*EXERCISE OBJECTIVE:* Down to the last line, the material below should be reproduced exactly.

*EXERCISE INPUTS:*
_ _ _ _ _ _ _
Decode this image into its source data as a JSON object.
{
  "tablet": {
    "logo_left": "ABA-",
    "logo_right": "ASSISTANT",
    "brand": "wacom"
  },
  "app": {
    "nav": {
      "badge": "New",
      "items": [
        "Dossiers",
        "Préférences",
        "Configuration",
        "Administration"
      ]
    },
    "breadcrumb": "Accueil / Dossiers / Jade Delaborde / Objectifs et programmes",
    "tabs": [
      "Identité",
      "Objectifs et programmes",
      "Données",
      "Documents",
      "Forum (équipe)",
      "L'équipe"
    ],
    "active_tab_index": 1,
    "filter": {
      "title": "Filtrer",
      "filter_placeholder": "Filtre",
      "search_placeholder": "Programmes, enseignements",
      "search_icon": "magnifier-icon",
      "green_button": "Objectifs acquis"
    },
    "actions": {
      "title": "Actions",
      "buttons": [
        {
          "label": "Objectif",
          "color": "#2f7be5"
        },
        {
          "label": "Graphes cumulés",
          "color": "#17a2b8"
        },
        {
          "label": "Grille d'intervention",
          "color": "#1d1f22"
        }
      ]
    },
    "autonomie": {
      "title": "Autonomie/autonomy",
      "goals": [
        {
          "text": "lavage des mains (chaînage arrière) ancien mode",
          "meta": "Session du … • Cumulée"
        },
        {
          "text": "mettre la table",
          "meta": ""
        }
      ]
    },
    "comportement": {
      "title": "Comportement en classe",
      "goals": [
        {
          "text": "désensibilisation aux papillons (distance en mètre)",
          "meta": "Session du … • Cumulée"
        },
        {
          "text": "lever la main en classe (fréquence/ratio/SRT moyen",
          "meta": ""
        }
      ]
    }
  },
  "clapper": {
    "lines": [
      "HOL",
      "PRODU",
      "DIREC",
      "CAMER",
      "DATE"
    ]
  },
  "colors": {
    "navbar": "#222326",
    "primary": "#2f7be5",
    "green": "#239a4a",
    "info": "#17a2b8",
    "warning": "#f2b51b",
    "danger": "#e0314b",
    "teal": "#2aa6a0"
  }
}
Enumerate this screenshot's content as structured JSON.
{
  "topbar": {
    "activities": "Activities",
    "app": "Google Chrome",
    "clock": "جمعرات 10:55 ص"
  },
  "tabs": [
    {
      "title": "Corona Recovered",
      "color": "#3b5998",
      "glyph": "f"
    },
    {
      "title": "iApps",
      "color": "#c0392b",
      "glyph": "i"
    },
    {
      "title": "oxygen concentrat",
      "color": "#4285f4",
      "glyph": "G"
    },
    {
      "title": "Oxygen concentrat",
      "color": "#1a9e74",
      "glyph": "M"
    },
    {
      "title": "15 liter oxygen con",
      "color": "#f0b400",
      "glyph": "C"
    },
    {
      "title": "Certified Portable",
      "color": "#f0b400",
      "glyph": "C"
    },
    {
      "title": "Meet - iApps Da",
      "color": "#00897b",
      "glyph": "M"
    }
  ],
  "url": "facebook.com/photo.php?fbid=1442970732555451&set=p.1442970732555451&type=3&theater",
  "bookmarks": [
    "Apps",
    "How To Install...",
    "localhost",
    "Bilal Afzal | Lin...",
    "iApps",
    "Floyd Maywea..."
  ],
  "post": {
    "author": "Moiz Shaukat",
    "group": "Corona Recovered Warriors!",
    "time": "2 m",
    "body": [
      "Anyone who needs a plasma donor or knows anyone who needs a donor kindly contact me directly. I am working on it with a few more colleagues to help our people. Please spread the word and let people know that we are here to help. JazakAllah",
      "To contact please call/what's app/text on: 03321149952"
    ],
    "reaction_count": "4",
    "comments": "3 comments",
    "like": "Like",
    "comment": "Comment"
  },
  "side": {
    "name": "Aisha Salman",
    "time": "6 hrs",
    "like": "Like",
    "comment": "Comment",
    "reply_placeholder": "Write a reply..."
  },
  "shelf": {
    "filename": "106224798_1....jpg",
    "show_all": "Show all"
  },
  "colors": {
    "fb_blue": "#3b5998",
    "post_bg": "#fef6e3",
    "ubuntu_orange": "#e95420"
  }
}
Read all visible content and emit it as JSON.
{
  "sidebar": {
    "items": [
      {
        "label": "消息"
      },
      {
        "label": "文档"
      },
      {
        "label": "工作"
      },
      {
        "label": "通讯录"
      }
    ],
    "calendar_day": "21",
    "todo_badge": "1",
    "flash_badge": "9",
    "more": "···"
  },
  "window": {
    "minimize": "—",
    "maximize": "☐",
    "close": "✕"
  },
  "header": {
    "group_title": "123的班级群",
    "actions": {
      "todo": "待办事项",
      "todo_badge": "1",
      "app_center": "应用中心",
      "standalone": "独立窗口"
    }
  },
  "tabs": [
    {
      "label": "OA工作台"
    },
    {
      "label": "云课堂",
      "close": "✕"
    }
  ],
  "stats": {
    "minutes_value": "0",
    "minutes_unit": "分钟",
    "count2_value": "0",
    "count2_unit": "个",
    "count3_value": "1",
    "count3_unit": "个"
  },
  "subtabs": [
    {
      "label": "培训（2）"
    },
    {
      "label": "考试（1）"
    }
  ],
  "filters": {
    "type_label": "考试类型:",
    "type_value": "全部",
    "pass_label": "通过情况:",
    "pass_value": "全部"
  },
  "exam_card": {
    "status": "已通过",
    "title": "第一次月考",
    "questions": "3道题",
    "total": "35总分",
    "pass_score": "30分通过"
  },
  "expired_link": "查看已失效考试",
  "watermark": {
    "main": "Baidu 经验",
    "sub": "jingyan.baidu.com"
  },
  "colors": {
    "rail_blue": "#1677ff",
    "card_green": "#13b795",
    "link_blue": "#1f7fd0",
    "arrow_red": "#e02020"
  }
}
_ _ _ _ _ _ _
*TASK OUTPUT:*
Decode this image into its source data as a JSON object.
{
  "tablet": {
    "logo_left": "ABA-",
    "logo_right": "ASSISTANT",
    "brand": "wacom"
  },
  "app": {
    "nav": {
      "badge": "New",
      "items": [
        "Dossiers",
        "Préférences",
        "Configuration",
        "Administration"
      ]
    },
    "breadcrumb": "Accueil / Dossiers / Jade Delaborde / Objectifs et programmes",
    "tabs": [
      "Identité",
      "Objectifs et programmes",
      "Données",
      "Documents",
      "Forum (équipe)",
      "L'équipe"
    ],
    "active_tab_index": 1,
    "filter": {
      "title": "Filtrer",
      "filter_placeholder": "Filtre",
      "search_placeholder": "Programmes, enseignements",
      "search_icon": "magnifier-icon",
      "green_button": "Objectifs acquis"
    },
    "actions": {
      "title": "Actions",
      "buttons": [
        {
          "label": "Objectif",
          "color": "#2f7be5"
        },
        {
          "label": "Graphes cumulés",
          "color": "#17a2b8"
        },
        {
          "label": "Grille d'intervention",
          "color": "#1d1f22"
        }
      ]
    },
    "autonomie": {
      "title": "Autonomie/autonomy",
      "goals": [
        {
          "text": "lavage des mains (chaînage arrière) ancien mode",
          "meta": "Session du … • Cumulée"
        },
        {
          "text": "mettre la table",
          "meta": ""
        }
      ]
    },
    "comportement": {
      "title": "Comportement en classe",
      "goals": [
        {
          "text": "désensibilisation aux papillons (distance en mètre)",
          "meta": "Session du … • Cumulée"
        },
        {
          "text": "lever la main en classe (fréquence/ratio/SRT moyen",
          "meta": ""
        }
      ]
    }
  },
  "clapper": {
    "lines": [
      "HOL",
      "PRODU",
      "DIREC",
      "CAMER",
      "DATE"
    ]
  },
  "colors": {
    "navbar": "#222326",
    "primary": "#2f7be5",
    "green": "#239a4a",
    "info": "#17a2b8",
    "warning": "#f2b51b",
    "danger": "#e0314b",
    "teal": "#2aa6a0"
  }
}
Enumerate this screenshot's content as structured JSON.
{
  "topbar": {
    "activities": "Activities",
    "app": "Google Chrome",
    "clock": "جمعرات 10:55 ص"
  },
  "tabs": [
    {
      "title": "Corona Recovered",
      "color": "#3b5998",
      "glyph": "f"
    },
    {
      "title": "iApps",
      "color": "#c0392b",
      "glyph": "i"
    },
    {
      "title": "oxygen concentrat",
      "color": "#4285f4",
      "glyph": "G"
    },
    {
      "title": "Oxygen concentrat",
      "color": "#1a9e74",
      "glyph": "M"
    },
    {
      "title": "15 liter oxygen con",
      "color": "#f0b400",
      "glyph": "C"
    },
    {
      "title": "Certified Portable",
      "color": "#f0b400",
      "glyph": "C"
    },
    {
      "title": "Meet - iApps Da",
      "color": "#00897b",
      "glyph": "M"
    }
  ],
  "url": "facebook.com/photo.php?fbid=1442970732555451&set=p.1442970732555451&type=3&theater",
  "bookmarks": [
    "Apps",
    "How To Install...",
    "localhost",
    "Bilal Afzal | Lin...",
    "iApps",
    "Floyd Maywea..."
  ],
  "post": {
    "author": "Moiz Shaukat",
    "group": "Corona Recovered Warriors!",
    "time": "2 m",
    "body": [
      "Anyone who needs a plasma donor or knows anyone who needs a donor kindly contact me directly. I am working on it with a few more colleagues to help our people. Please spread the word and let people know that we are here to help. JazakAllah",
      "To contact please call/what's app/text on: 03321149952"
    ],
    "reaction_count": "4",
    "comments": "3 comments",
    "like": "Like",
    "comment": "Comment"
  },
  "side": {
    "name": "Aisha Salman",
    "time": "6 hrs",
    "like": "Like",
    "comment": "Comment",
    "reply_placeholder": "Write a reply..."
  },
  "shelf": {
    "filename": "106224798_1....jpg",
    "show_all": "Show all"
  },
  "colors": {
    "fb_blue": "#3b5998",
    "post_bg": "#fef6e3",
    "ubuntu_orange": "#e95420"
  }
}
Read all visible content and emit it as JSON.
{
  "sidebar": {
    "items": [
      {
        "label": "消息"
      },
      {
        "label": "文档"
      },
      {
        "label": "工作"
      },
      {
        "label": "通讯录"
      }
    ],
    "calendar_day": "21",
    "todo_badge": "1",
    "flash_badge": "9",
    "more": "···"
  },
  "window": {
    "minimize": "—",
    "maximize": "☐",
    "close": "✕"
  },
  "header": {
    "group_title": "123的班级群",
    "actions": {
      "todo": "待办事项",
      "todo_badge": "1",
      "app_center": "应用中心",
      "standalone": "独立窗口"
    }
  },
  "tabs": [
    {
      "label": "OA工作台"
    },
    {
      "label": "云课堂",
      "close": "✕"
    }
  ],
  "stats": {
    "minutes_value": "0",
    "minutes_unit": "分钟",
    "count2_value": "0",
    "count2_unit": "个",
    "count3_value": "1",
    "count3_unit": "个"
  },
  "subtabs": [
    {
      "label": "培训（2）"
    },
    {
      "label": "考试（1）"
    }
  ],
  "filters": {
    "type_label": "考试类型:",
    "type_value": "全部",
    "pass_label": "通过情况:",
    "pass_value": "全部"
  },
  "exam_card": {
    "status": "已通过",
    "title": "第一次月考",
    "questions": "3道题",
    "total": "35总分",
    "pass_score": "30分通过"
  },
  "expired_link": "查看已失效考试",
  "watermark": {
    "main": "Baidu 经验",
    "sub": "jingyan.baidu.com"
  },
  "colors": {
    "rail_blue": "#1677ff",
    "card_green": "#13b795",
    "link_blue": "#1f7fd0",
    "arrow_red": "#e02020"
  }
}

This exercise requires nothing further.